**DATA FOR PROCESSING**:
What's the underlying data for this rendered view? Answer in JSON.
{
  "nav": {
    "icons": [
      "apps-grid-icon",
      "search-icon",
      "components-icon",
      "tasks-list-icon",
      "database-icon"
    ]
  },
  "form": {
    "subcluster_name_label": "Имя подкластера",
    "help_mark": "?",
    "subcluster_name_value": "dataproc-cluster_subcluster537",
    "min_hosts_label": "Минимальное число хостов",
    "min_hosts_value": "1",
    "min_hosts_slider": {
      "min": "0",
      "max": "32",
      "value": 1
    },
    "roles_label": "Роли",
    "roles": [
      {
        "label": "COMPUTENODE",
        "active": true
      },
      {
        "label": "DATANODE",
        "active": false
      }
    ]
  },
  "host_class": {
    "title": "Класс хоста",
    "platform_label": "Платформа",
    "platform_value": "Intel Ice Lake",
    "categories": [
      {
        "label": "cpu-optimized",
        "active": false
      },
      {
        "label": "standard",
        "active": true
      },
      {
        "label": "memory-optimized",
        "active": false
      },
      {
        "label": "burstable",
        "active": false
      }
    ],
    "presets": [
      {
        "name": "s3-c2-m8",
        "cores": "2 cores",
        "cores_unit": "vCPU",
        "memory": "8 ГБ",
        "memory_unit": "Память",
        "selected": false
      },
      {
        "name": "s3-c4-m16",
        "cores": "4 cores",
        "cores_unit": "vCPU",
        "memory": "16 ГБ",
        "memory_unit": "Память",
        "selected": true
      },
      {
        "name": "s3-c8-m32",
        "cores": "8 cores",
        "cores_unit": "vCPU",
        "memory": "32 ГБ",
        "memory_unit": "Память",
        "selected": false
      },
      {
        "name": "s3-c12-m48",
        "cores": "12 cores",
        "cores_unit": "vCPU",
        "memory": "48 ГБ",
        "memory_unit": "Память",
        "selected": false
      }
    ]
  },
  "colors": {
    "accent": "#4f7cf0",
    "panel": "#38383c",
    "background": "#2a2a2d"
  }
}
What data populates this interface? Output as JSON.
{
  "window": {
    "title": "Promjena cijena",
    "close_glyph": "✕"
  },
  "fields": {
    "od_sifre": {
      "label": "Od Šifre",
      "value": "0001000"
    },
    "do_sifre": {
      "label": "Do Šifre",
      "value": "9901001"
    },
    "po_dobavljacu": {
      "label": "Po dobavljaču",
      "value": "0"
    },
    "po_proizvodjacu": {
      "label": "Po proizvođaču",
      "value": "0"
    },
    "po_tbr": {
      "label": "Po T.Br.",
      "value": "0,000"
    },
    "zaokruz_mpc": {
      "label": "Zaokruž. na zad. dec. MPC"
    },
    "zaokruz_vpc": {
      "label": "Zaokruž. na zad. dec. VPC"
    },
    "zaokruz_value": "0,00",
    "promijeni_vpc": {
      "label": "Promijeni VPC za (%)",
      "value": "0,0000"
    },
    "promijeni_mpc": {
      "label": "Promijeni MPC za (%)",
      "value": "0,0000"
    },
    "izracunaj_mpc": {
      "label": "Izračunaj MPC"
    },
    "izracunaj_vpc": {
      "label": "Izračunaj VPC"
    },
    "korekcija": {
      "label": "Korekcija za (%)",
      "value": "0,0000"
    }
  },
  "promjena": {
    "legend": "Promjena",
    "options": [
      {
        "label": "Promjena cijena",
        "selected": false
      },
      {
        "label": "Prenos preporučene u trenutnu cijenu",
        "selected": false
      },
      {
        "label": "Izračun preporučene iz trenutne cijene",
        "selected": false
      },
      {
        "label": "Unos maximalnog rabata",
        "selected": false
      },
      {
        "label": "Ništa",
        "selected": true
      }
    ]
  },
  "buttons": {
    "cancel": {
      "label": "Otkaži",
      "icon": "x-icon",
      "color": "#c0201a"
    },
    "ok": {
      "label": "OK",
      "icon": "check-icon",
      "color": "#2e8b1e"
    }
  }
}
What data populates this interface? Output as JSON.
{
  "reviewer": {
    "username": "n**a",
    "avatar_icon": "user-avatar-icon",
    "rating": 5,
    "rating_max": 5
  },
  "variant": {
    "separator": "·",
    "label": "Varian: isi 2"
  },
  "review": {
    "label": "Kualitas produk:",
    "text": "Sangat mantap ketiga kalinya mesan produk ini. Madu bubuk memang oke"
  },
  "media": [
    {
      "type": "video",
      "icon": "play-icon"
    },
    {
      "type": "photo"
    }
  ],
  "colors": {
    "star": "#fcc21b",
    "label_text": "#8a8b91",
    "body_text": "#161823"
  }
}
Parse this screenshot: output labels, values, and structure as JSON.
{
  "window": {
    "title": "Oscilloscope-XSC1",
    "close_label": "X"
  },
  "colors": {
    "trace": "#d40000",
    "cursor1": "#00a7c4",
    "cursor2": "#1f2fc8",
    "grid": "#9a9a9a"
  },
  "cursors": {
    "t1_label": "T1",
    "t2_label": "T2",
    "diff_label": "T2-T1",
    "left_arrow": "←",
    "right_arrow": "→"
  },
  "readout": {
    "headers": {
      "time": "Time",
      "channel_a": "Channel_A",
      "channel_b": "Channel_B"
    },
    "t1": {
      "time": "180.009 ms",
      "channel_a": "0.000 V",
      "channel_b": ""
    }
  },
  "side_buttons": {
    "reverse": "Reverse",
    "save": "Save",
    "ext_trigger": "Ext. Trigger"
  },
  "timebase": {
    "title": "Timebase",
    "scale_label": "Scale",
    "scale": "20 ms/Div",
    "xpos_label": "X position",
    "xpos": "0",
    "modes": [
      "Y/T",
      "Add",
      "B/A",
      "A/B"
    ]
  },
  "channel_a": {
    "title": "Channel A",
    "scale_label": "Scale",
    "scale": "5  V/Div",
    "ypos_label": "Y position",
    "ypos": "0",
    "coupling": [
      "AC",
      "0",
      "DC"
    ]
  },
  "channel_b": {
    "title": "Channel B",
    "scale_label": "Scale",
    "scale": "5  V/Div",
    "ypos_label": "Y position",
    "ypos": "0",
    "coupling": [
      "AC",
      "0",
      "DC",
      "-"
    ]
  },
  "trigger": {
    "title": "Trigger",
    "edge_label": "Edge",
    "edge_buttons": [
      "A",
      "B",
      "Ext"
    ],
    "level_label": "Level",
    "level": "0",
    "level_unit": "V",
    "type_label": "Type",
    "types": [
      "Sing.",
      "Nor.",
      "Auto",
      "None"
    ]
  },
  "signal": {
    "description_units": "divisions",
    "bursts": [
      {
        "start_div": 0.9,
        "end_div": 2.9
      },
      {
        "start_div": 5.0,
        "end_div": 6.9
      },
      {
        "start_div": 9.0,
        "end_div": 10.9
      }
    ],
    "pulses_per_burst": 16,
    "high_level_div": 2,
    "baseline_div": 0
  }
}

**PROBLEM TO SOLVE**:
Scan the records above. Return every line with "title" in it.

**SOLUTION BELOW**:
    "title": "Класс хоста",
    "title": "Promjena cijena",
    "title": "Oscilloscope-XSC1",
    "title": "Timebase",
    "title": "Channel A",
    "title": "Channel B",
    "title": "Trigger",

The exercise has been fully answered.